On March 8, 1907, the Montague Electric Company acquired the property and began generating hydroelectricity for the town and surrounding area. In 1917, the dam was expanded with 23 foot stone walls constructed. This enabled the plant to generate enough electricity to also supply Georgetown. In 1921, the plant only supplied electricity for five and a half days each week. The cost to customers was $5 per month.
The supervisor of the power plant lived in a house close to the dam. This is now a local bed and breakfast. When Robert K. Clements was the supervisor, he encouraged the expansion of the use of electricity and soon a new dam was needed on the south branch of the Montague River. This new dam came into operation in January of 1928, with the former dam remaining as a backup.
The Maritime Electric Company Limited assumed control of the plant in 1932. It continued to operate until 1955 when the turbine failed and was not replaced. By that time, Montague was receiving its electrical power from lines connected to the Charlottetown generating station.
In December 1956, the dam was purchased by the last supervisor of the site, William Knox. The site still bears his name to this day. In 1977, a fish ladder was installed to allow for the migration of the fish and help regenerate the recreational fishing in the area. This was encouraged by Gilbert Clements, the local MLA and Minister of Environment, and son of the former plant supervisor, Robert Clements.

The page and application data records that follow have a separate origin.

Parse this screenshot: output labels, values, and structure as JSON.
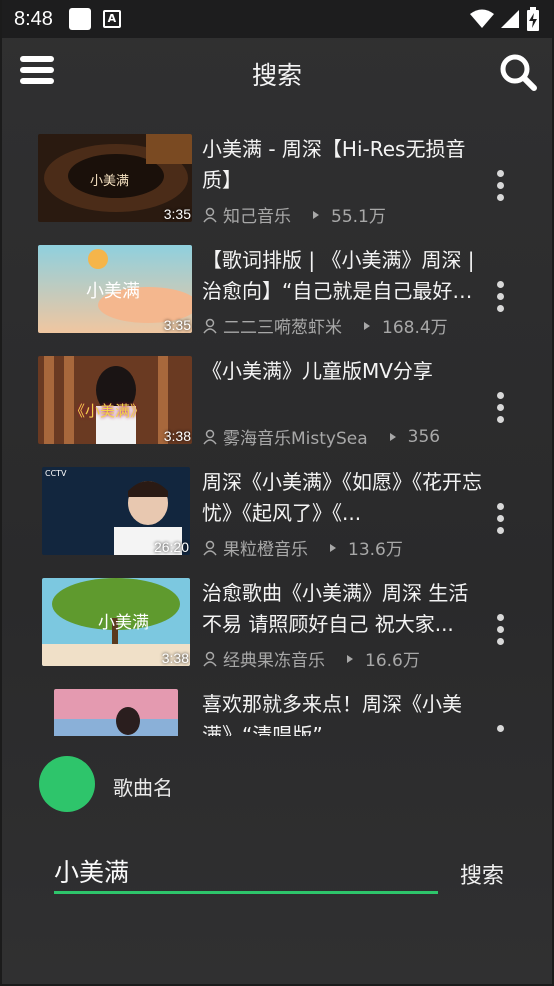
{
  "status_bar": {
    "time": "8:48",
    "a_badge": "A"
  },
  "app_bar": {
    "title": "搜索"
  },
  "results": [
    {
      "title": "小美满 - 周深【Hi-Res无损音质】",
      "channel": "知己音乐",
      "views": "55.1万",
      "duration": "3:35",
      "thumb_text": "小美满"
    },
    {
      "title": "【歌词排版 | 《小美满》周深 | 治愈向】“自己就是自己最好的...",
      "channel": "二二三嗬葱虾米",
      "views": "168.4万",
      "duration": "3:35",
      "thumb_text": "小美满"
    },
    {
      "title": "《小美满》儿童版MV分享",
      "channel": "雾海音乐MistySea",
      "views": "356",
      "duration": "3:38",
      "thumb_text": "《小美满》"
    },
    {
      "title": "周深《小美满》《如愿》《花开忘忧》《起风了》《...",
      "channel": "果粒橙音乐",
      "views": "13.6万",
      "duration": "26:20",
      "thumb_text": "CCTV"
    },
    {
      "title": "治愈歌曲《小美满》周深 生活不易 请照顾好自己 祝大家...",
      "channel": "经典果冻音乐",
      "views": "16.6万",
      "duration": "3:38",
      "thumb_text": "小美满"
    },
    {
      "title": "喜欢那就多来点！周深《小美满》“清唱版”",
      "channel": "",
      "views": "",
      "duration": "",
      "thumb_text": ""
    }
  ],
  "now_playing": {
    "label": "歌曲名"
  },
  "search": {
    "value": "小美满",
    "button_label": "搜索"
  },
  "colors": {
    "accent": "#2ec56b",
    "background": "#2b2b2c"
  }
}
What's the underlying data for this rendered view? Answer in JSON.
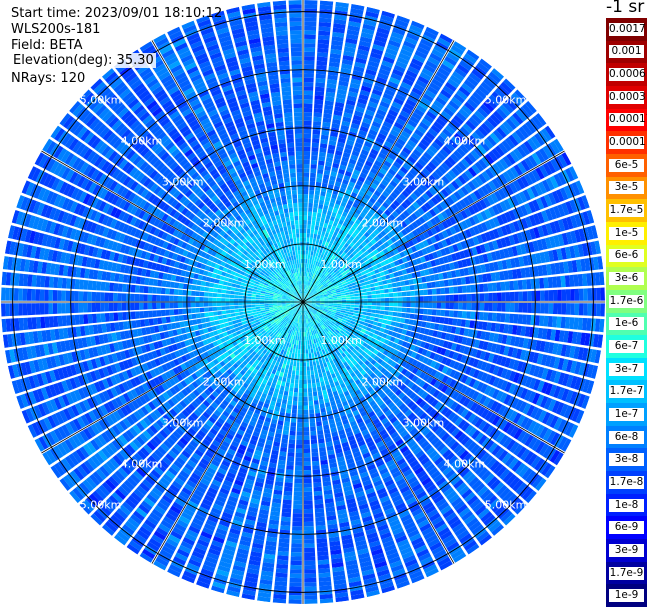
{
  "header": {
    "start_time": "Start time: 2023/09/01 18:10:12",
    "instrument": "WLS200s-181",
    "field": "Field: BETA",
    "elevation": "Elevation(deg): 35.30",
    "nrays": "NRays: 120"
  },
  "colorbar": {
    "unit_label": "-1 sr",
    "labels": [
      "0.0017",
      "0.001",
      "0.0006",
      "0.0003",
      "0.00017",
      "0.0001",
      "6e-5",
      "3e-5",
      "1.7e-5",
      "1e-5",
      "6e-6",
      "3e-6",
      "1.7e-6",
      "1e-6",
      "6e-7",
      "3e-7",
      "1.7e-7",
      "1e-7",
      "6e-8",
      "3e-8",
      "1.7e-8",
      "1e-8",
      "6e-9",
      "3e-9",
      "1.7e-9",
      "1e-9"
    ],
    "colors": [
      "#800000",
      "#9e0000",
      "#c00000",
      "#e00000",
      "#ff0000",
      "#ff3000",
      "#ff6000",
      "#ff9000",
      "#ffc000",
      "#ffef00",
      "#e0ff20",
      "#b0ff50",
      "#80ff80",
      "#50ffb0",
      "#20ffe0",
      "#00e0ff",
      "#00c0ff",
      "#00a0ff",
      "#0080ff",
      "#0060ff",
      "#0040ff",
      "#0020ff",
      "#0000ff",
      "#0000d0",
      "#0000a0",
      "#000080"
    ]
  },
  "chart_data": {
    "type": "heatmap",
    "projection": "polar PPI",
    "rays": 120,
    "ring_labels": [
      "1.00km",
      "2.00km",
      "3.00km",
      "4.00km",
      "5.00km"
    ],
    "range_rings_km": [
      1,
      2,
      3,
      4,
      5
    ],
    "max_range_km": 5.2,
    "radial_profile": {
      "range_km": [
        0,
        0.5,
        1,
        1.5,
        2,
        2.5,
        3,
        3.5,
        4,
        4.5,
        5.2
      ],
      "color_index": [
        15,
        15,
        16,
        16,
        18,
        19,
        19,
        19,
        19,
        19,
        19
      ]
    },
    "grid": true
  }
}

Today, the site is enjoyed by locals and visitors as an important cultural landscape in the community of Victoria Cross.
Source: Culture and Heritage Division, PEI Department of Communities, Cultural Affairs and Labour, Charlottetown, PE C1A 7N8
File #: 4310-20/TR30
The heritage value of the site is shown in the following character-defining elements:
- the location of the dam across the Montague River
- the remnants of the former power plant building
- the concrete walls of the dam
- the natural elements of rushing water combined with thick forest along the riverbank
- the signage, paths, and picnic tables on the site